Given entries ::
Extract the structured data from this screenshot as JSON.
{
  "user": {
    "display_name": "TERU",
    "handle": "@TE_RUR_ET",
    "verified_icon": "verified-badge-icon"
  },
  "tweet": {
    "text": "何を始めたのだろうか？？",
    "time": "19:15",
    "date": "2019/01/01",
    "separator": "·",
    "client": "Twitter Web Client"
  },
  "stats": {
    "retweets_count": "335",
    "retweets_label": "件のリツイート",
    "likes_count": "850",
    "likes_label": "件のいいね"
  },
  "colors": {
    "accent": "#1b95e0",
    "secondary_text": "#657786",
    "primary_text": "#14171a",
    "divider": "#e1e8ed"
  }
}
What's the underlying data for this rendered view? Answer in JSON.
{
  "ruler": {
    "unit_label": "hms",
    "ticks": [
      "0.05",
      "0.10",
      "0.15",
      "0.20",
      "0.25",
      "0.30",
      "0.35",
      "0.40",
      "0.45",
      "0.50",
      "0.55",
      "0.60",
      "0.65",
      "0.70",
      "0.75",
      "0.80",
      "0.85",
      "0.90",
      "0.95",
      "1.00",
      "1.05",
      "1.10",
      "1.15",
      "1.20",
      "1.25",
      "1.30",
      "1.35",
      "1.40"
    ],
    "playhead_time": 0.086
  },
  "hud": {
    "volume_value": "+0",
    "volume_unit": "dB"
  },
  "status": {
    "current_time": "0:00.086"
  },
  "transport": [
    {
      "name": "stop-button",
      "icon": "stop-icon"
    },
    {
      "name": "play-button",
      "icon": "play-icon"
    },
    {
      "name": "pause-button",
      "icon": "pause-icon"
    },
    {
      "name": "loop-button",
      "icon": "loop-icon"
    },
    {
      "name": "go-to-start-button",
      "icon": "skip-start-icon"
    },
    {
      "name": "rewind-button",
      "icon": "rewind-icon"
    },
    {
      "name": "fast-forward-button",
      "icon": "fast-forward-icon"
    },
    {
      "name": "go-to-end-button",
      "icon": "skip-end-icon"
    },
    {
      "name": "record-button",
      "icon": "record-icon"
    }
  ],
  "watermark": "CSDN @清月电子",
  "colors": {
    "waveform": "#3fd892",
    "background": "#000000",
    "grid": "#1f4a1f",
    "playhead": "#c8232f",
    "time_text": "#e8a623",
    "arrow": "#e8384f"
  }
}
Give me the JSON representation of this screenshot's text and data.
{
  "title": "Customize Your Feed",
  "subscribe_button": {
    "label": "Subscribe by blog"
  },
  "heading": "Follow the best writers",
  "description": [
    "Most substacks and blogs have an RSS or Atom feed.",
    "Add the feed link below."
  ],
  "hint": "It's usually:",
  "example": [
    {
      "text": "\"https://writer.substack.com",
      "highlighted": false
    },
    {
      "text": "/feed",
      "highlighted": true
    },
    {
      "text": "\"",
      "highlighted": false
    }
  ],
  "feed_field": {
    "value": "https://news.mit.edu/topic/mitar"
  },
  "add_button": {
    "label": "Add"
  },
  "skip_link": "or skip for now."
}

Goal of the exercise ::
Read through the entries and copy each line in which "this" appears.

Output of the exercise ::
Extract the structured data from this screenshot as JSON.
What's the underlying data for this rendered view? Answer in JSON.
Give me the JSON representation of this screenshot's text and data.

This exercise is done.